I can see why Syrah might be a candidate for world's most popular wine grape variety: The bridger of people and binder of dinner parties rarely comes up short on body, a key attribute of what makes us remark on a wine. It also can possess a nice roasted flavour occupying a middleground between savoury and fruity. That's not going to give it many enemies, though the Syrah of Australia (known as Shiraz) often produces highly jammy and alcoholic bottles that critics label "over the top".

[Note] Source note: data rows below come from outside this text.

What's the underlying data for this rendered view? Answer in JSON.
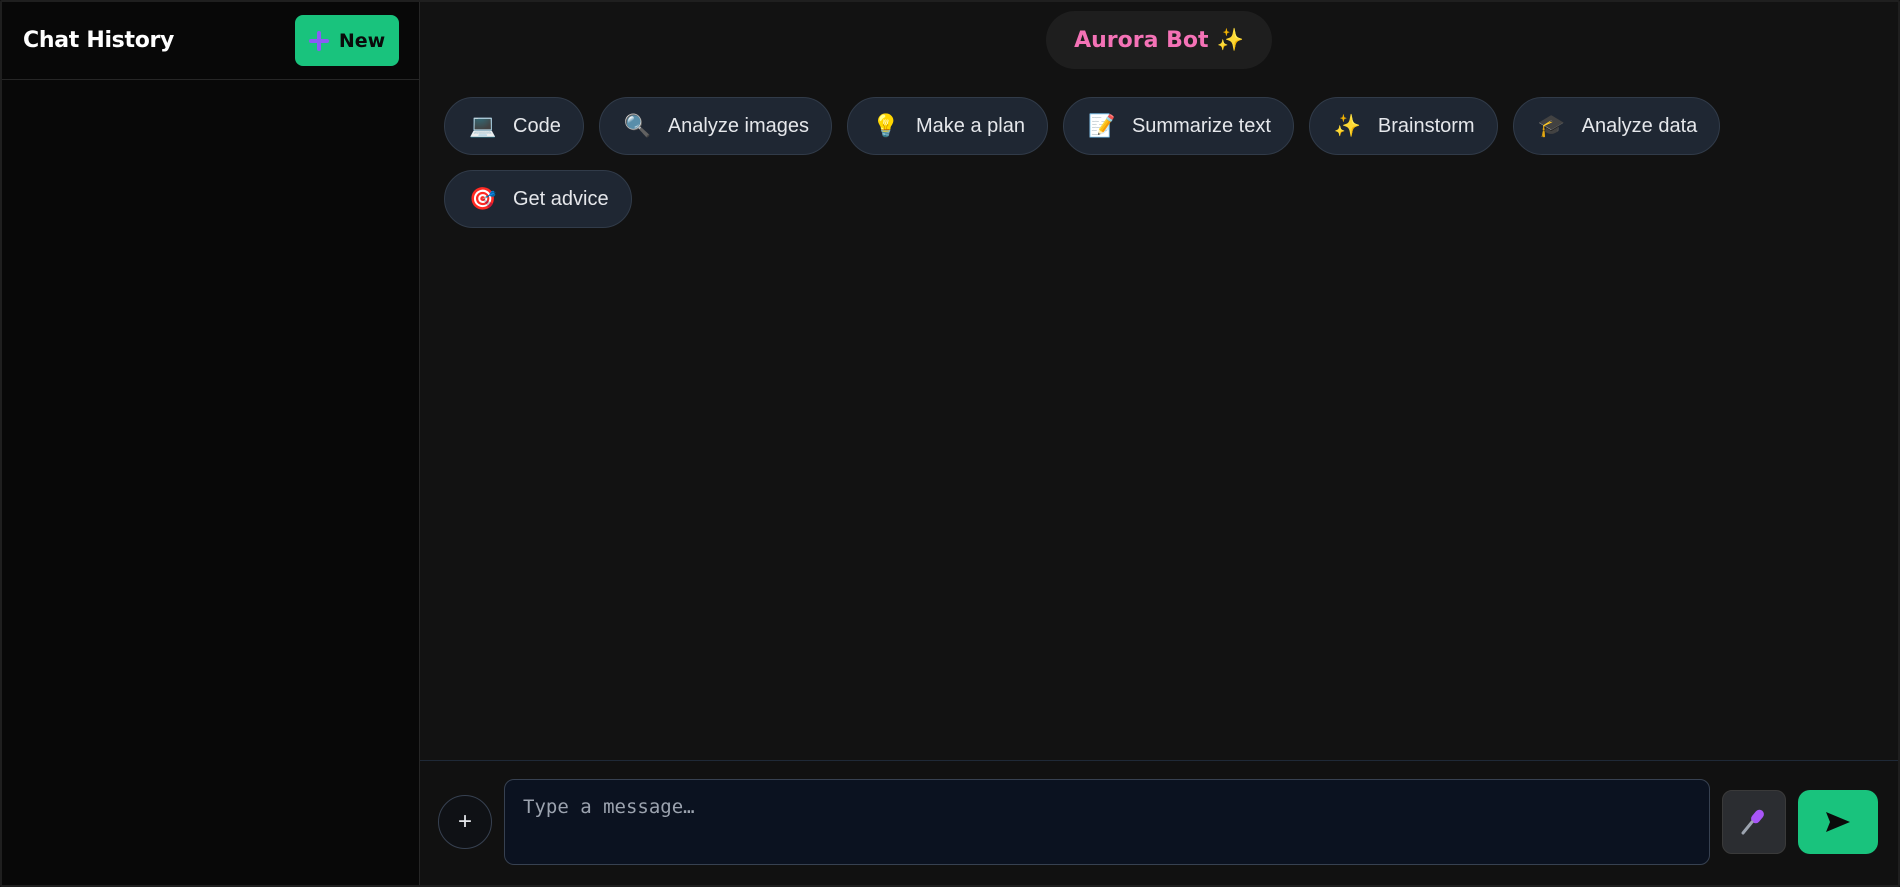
{
  "sidebar": {
    "title": "Chat History",
    "new_button_label": "New",
    "new_button_icon": "plus-icon"
  },
  "header": {
    "bot_name": "Aurora Bot",
    "bot_icon": "sparkles-icon",
    "bot_icon_glyph": "✨"
  },
  "suggestions": [
    {
      "label": "Code",
      "icon": "laptop-icon",
      "glyph": "💻"
    },
    {
      "label": "Analyze images",
      "icon": "magnifier-icon",
      "glyph": "🔍"
    },
    {
      "label": "Make a plan",
      "icon": "lightbulb-icon",
      "glyph": "💡"
    },
    {
      "label": "Summarize text",
      "icon": "memo-icon",
      "glyph": "📝"
    },
    {
      "label": "Brainstorm",
      "icon": "sparkles-icon",
      "glyph": "✨"
    },
    {
      "label": "Analyze data",
      "icon": "graduation-cap-icon",
      "glyph": "🎓"
    },
    {
      "label": "Get advice",
      "icon": "target-icon",
      "glyph": "🎯"
    }
  ],
  "composer": {
    "placeholder": "Type a message…",
    "attach_label": "+",
    "mic_icon": "microphone-icon",
    "send_icon": "send-icon"
  },
  "colors": {
    "accent": "#19c37d",
    "brand": "#f472b6",
    "background": "#121212",
    "sidebar": "#080808"
  }
}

The Syrah of Domaine de Petit Roubié Vin de Pays de l'Hérault 2003 exhibits all the great attributes mentioned above, plus it lives down any bad "Shiraz" reputation with its great finesse. That it has a deft touch is particularly astounding for any 2003 cuvée from the Midi, which was more than sundrenched that year and overcooked many vines. In bakingly hot conditions, the sugar in ripening grapes can reach a point of rampant fermentation and raise levels of alcohol. This bottle is a odd specimen since it is several percentage points below the norm (only 12.5%). For what ever reason, this vin de pays is not gunning for your meatiest backyard barbecue. You can very much sip it on its own. I was a bit surprised by this. I had prepared a hearty meal with big flavours to match it: Pork tenderloin in a luscious sweet and sour "charcuterie" sauce of pickled gerkins and sundried tomatoes. I added sautéed Brussels spouts with herbes de Provence and roasted parsnips and garlic -- there was no way even the biggest Syrah was going to overpower my dinner. On the second night, I toned down the flavours a bit. A mild saucisson on a Tourte Parmentière from Première Moisson topped by spinach wilted in lemon oil created a delicious match. I may have noticed the tannins a bit more, but the structure still came through and gave the wine a smooth and fairly long finish.

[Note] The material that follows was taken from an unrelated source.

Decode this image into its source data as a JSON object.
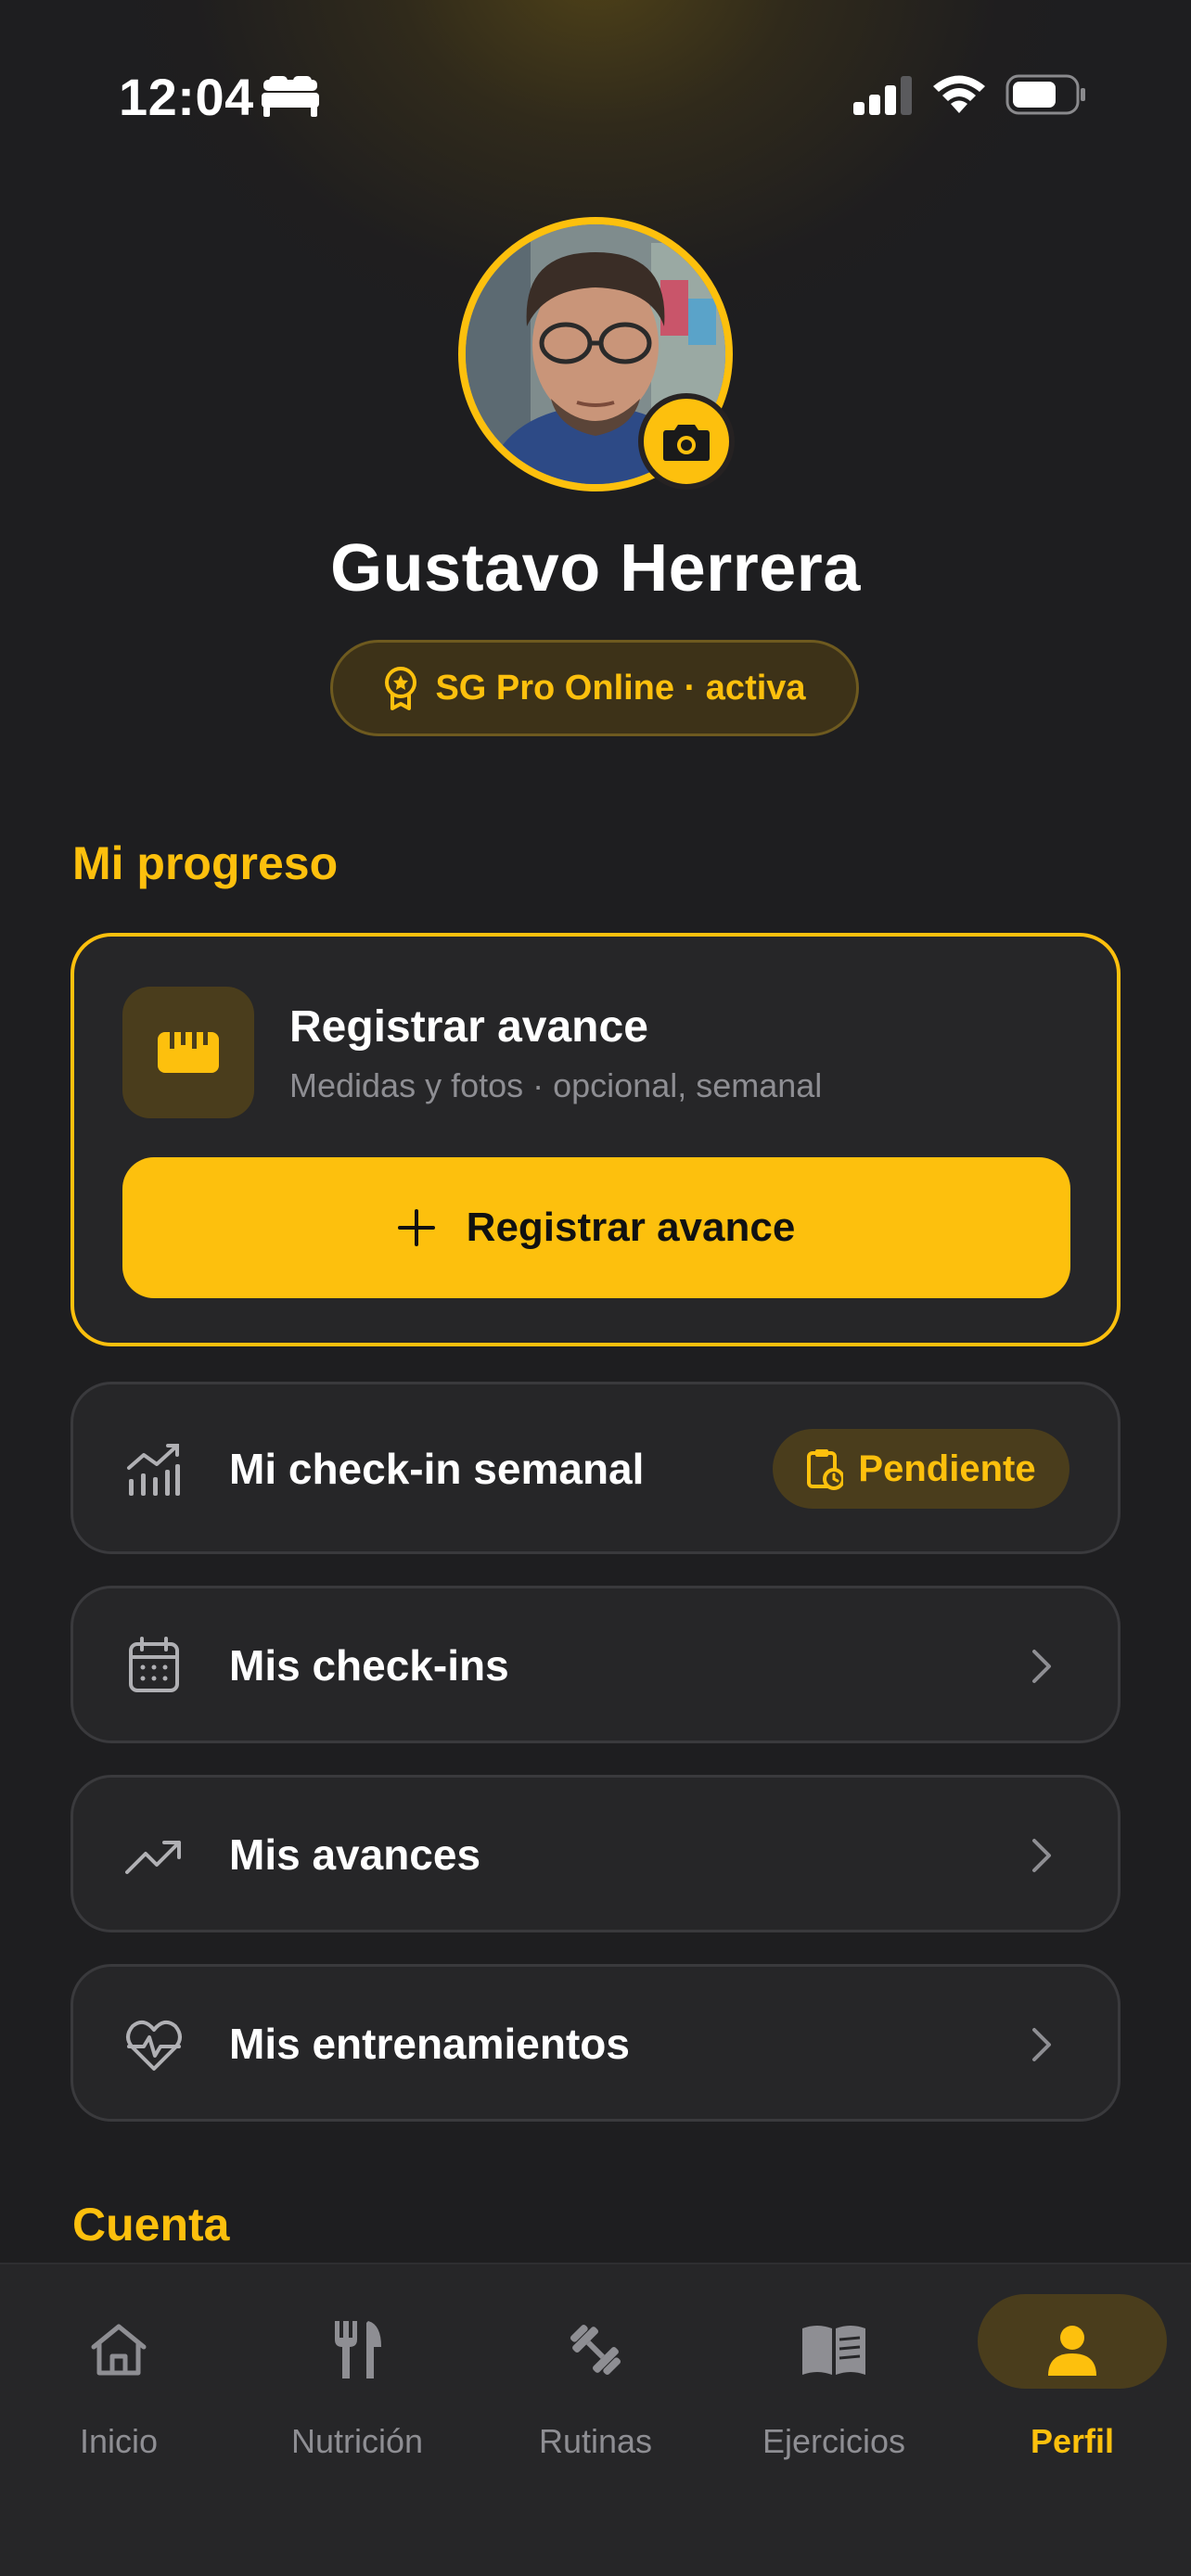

Les Domaines de Petit Roubié, Pinet, France. 12.5%. Certified organic wine.